-------- Task input

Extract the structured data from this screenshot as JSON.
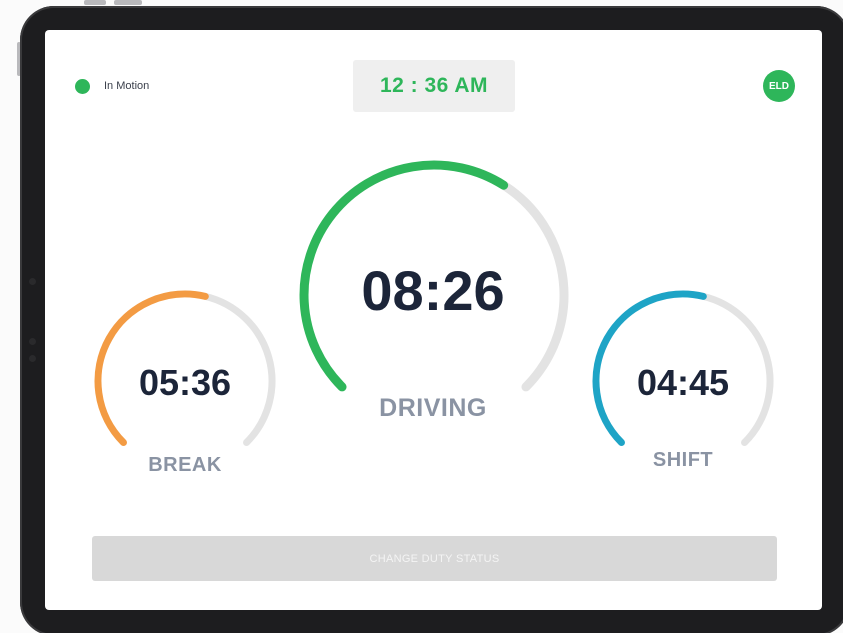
{
  "status": {
    "label": "In Motion",
    "color": "#2eb65a"
  },
  "clock": {
    "time": "12 : 36 AM"
  },
  "badge": {
    "label": "ELD"
  },
  "gauges": {
    "driving": {
      "value": "08:26",
      "label": "DRIVING",
      "color": "#2eb65a",
      "progress": 0.62
    },
    "break": {
      "value": "05:36",
      "label": "BREAK",
      "color": "#f39b43",
      "progress": 0.55
    },
    "shift": {
      "value": "04:45",
      "label": "SHIFT",
      "color": "#1ea4c6",
      "progress": 0.55
    },
    "track_color": "#e3e3e3"
  },
  "actions": {
    "change_duty_status": "CHANGE DUTY STATUS"
  }
}
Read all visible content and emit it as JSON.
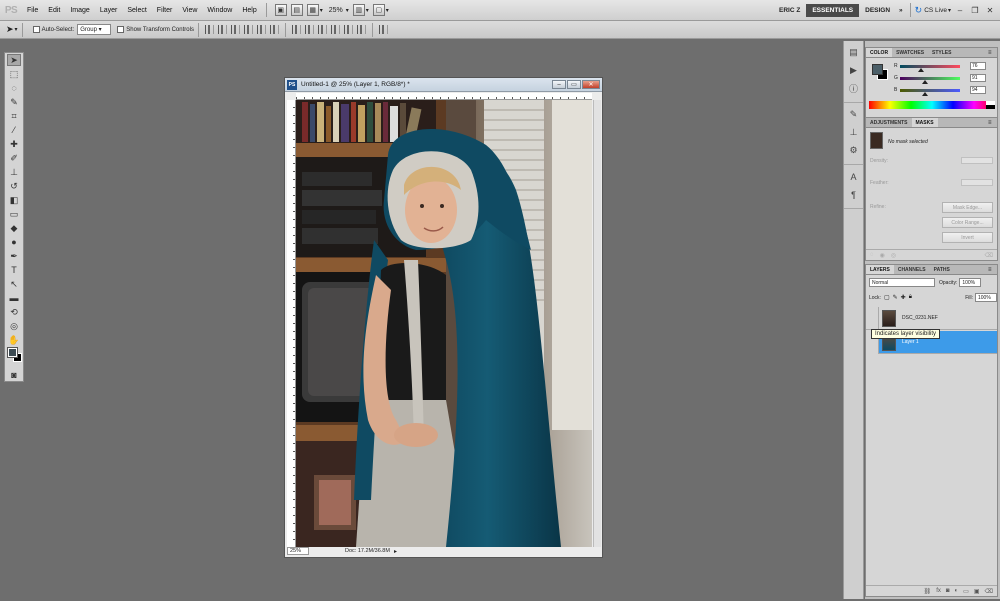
{
  "app": {
    "logo": "PS",
    "menu": [
      "File",
      "Edit",
      "Image",
      "Layer",
      "Select",
      "Filter",
      "View",
      "Window",
      "Help"
    ],
    "zoom": "25%",
    "user": "ERIC Z",
    "workspaces": [
      "ESSENTIALS",
      "DESIGN"
    ],
    "active_workspace": "ESSENTIALS",
    "more": "»",
    "cs_live": "CS Live"
  },
  "options_bar": {
    "auto_select_label": "Auto-Select:",
    "auto_select_value": "Group",
    "transform_label": "Show Transform Controls"
  },
  "document": {
    "title": "Untitled-1 @ 25% (Layer 1, RGB/8*) *",
    "zoom": "25%",
    "doc_size": "Doc: 17.2M/36.8M"
  },
  "color_panel": {
    "tabs": [
      "COLOR",
      "SWATCHES",
      "STYLES"
    ],
    "channels": [
      {
        "label": "R",
        "value": "76",
        "fraction": 0.3,
        "gradient_from": "#004b5e",
        "gradient_to": "#ff4b5e"
      },
      {
        "label": "G",
        "value": "91",
        "fraction": 0.36,
        "gradient_from": "#4c005e",
        "gradient_to": "#4cff5e"
      },
      {
        "label": "B",
        "value": "94",
        "fraction": 0.37,
        "gradient_from": "#4c5b00",
        "gradient_to": "#4c5bff"
      }
    ],
    "fg_color": "#4b5f68",
    "bg_color": "#000000"
  },
  "adjustments_panel": {
    "tabs": [
      "ADJUSTMENTS",
      "MASKS"
    ],
    "status": "No mask selected",
    "density_label": "Density:",
    "feather_label": "Feather:",
    "refine_label": "Refine:",
    "buttons": [
      "Mask Edge...",
      "Color Range...",
      "Invert"
    ]
  },
  "layers_panel": {
    "tabs": [
      "LAYERS",
      "CHANNELS",
      "PATHS"
    ],
    "blend_mode": "Normal",
    "opacity_label": "Opacity:",
    "opacity": "100%",
    "lock_label": "Lock:",
    "fill_label": "Fill:",
    "fill": "100%",
    "layers": [
      {
        "name": "DSC_0231.NEF",
        "selected": false
      },
      {
        "name": "Layer 1",
        "selected": true
      }
    ],
    "tooltip": "Indicates layer visibility"
  }
}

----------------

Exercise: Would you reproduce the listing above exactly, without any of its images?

Task result:
Extract the structured data from this screenshot as JSON.
{
  "status": {
    "label": "In Motion",
    "color": "#2eb65a"
  },
  "clock": {
    "time": "12 : 36 AM"
  },
  "badge": {
    "label": "ELD"
  },
  "gauges": {
    "driving": {
      "value": "08:26",
      "label": "DRIVING",
      "color": "#2eb65a",
      "progress": 0.62
    },
    "break": {
      "value": "05:36",
      "label": "BREAK",
      "color": "#f39b43",
      "progress": 0.55
    },
    "shift": {
      "value": "04:45",
      "label": "SHIFT",
      "color": "#1ea4c6",
      "progress": 0.55
    },
    "track_color": "#e3e3e3"
  },
  "actions": {
    "change_duty_status": "CHANGE DUTY STATUS"
  }
}
Read all visible content and emit it as JSON.
{
  "app": {
    "logo": "PS",
    "menu": [
      "File",
      "Edit",
      "Image",
      "Layer",
      "Select",
      "Filter",
      "View",
      "Window",
      "Help"
    ],
    "zoom": "25%",
    "user": "ERIC Z",
    "workspaces": [
      "ESSENTIALS",
      "DESIGN"
    ],
    "active_workspace": "ESSENTIALS",
    "more": "»",
    "cs_live": "CS Live"
  },
  "options_bar": {
    "auto_select_label": "Auto-Select:",
    "auto_select_value": "Group",
    "transform_label": "Show Transform Controls"
  },
  "document": {
    "title": "Untitled-1 @ 25% (Layer 1, RGB/8*) *",
    "zoom": "25%",
    "doc_size": "Doc: 17.2M/36.8M"
  },
  "color_panel": {
    "tabs": [
      "COLOR",
      "SWATCHES",
      "STYLES"
    ],
    "channels": [
      {
        "label": "R",
        "value": "76",
        "fraction": 0.3,
        "gradient_from": "#004b5e",
        "gradient_to": "#ff4b5e"
      },
      {
        "label": "G",
        "value": "91",
        "fraction": 0.36,
        "gradient_from": "#4c005e",
        "gradient_to": "#4cff5e"
      },
      {
        "label": "B",
        "value": "94",
        "fraction": 0.37,
        "gradient_from": "#4c5b00",
        "gradient_to": "#4c5bff"
      }
    ],
    "fg_color": "#4b5f68",
    "bg_color": "#000000"
  },
  "adjustments_panel": {
    "tabs": [
      "ADJUSTMENTS",
      "MASKS"
    ],
    "status": "No mask selected",
    "density_label": "Density:",
    "feather_label": "Feather:",
    "refine_label": "Refine:",
    "buttons": [
      "Mask Edge...",
      "Color Range...",
      "Invert"
    ]
  },
  "layers_panel": {
    "tabs": [
      "LAYERS",
      "CHANNELS",
      "PATHS"
    ],
    "blend_mode": "Normal",
    "opacity_label": "Opacity:",
    "opacity": "100%",
    "lock_label": "Lock:",
    "fill_label": "Fill:",
    "fill": "100%",
    "layers": [
      {
        "name": "DSC_0231.NEF",
        "selected": false
      },
      {
        "name": "Layer 1",
        "selected": true
      }
    ],
    "tooltip": "Indicates layer visibility"
  }
}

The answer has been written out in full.